Russia's government negotiators and diamond producers don't always see eye to eye on the best course to take with the CSO. Almazy Rossii-Sakha, which produces 99% of Russian diamonds, is counting on price stability to continue its plans for new mines, and so has stronger interests in a deal with De Beers. The government in Moscow, meanwhile, is set on developing the country's small polishing industry. "Negotiating with the Russians is like nailing jelly to a wall," says one observer.
What's the likely outcome? Both sides publicly state their belief a contract will be signed. What the conditions will be is another matter. Certainly, much of the industry believes that De Beers' strong grip on prices makes it invaluable for the business' stability. They say the CSO has weathered other crises, such as Angola's effort to flood the market. Whatever happens, it's unlikely that the CSO can continue its cozy ways unchanged. "As the saying goes, you can't put the cat back in the bag," says Martin Rapaport. Much less a hungry Russian bear.
PLAYERS IN THE DIAMOND DRAMA
-- DE BEERS The South African diamond giant controls the Central Selling Organization, which in turn controls the market for uncut diamonds. Now, the CSO's cartel is under attack by the Russians.
-- THE RUSSIANS As big diamond producers, the Russians want to loosen the CSO's grip on supply and expand their cutting industry. De Beers accuses them of bypassing the CSO to sell up to $1 billion of diamonds.

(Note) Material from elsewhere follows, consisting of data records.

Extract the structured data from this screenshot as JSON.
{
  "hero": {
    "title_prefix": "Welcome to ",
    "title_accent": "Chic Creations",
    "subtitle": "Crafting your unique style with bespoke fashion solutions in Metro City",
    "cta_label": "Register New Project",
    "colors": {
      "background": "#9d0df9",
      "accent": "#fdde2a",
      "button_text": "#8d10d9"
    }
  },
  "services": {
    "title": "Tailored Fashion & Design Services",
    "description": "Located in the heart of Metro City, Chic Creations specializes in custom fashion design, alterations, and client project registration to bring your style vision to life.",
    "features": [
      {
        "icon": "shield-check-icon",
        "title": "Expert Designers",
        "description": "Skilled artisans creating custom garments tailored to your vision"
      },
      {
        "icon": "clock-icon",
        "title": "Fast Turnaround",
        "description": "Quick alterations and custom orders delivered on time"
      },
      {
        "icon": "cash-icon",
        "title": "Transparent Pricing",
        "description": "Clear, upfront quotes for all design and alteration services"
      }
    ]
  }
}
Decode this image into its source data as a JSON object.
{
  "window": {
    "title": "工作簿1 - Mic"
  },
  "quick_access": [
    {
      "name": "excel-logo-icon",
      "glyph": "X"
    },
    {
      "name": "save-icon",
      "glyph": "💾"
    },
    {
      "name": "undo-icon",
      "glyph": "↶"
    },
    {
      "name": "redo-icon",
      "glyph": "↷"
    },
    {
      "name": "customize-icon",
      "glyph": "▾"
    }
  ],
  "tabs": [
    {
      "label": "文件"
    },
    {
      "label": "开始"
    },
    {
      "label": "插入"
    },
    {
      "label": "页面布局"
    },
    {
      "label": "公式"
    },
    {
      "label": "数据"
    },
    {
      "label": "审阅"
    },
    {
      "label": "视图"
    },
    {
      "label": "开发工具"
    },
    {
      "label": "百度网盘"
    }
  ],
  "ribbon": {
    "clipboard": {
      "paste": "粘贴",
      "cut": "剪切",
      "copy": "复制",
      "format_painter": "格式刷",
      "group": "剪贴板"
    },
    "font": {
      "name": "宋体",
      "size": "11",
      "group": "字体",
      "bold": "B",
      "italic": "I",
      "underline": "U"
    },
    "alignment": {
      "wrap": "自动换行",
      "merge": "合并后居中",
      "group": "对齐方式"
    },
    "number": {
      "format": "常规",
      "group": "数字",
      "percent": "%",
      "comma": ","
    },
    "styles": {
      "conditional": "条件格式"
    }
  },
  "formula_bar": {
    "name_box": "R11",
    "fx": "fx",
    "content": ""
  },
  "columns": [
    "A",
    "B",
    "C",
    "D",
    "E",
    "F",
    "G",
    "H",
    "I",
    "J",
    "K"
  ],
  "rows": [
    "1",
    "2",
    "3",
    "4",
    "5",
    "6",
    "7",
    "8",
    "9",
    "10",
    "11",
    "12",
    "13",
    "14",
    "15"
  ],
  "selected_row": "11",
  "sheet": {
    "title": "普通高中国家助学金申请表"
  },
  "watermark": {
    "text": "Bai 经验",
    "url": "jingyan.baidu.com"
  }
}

-- THE INDIANS Indian cutters and polishers have angered the CSO by buying lower-quality Russian stones on the open market.
-- THE ISRAELIS Many complain that the CSO is not giving them a good deal. Some Israelis have also bought "leaked" Russian stones.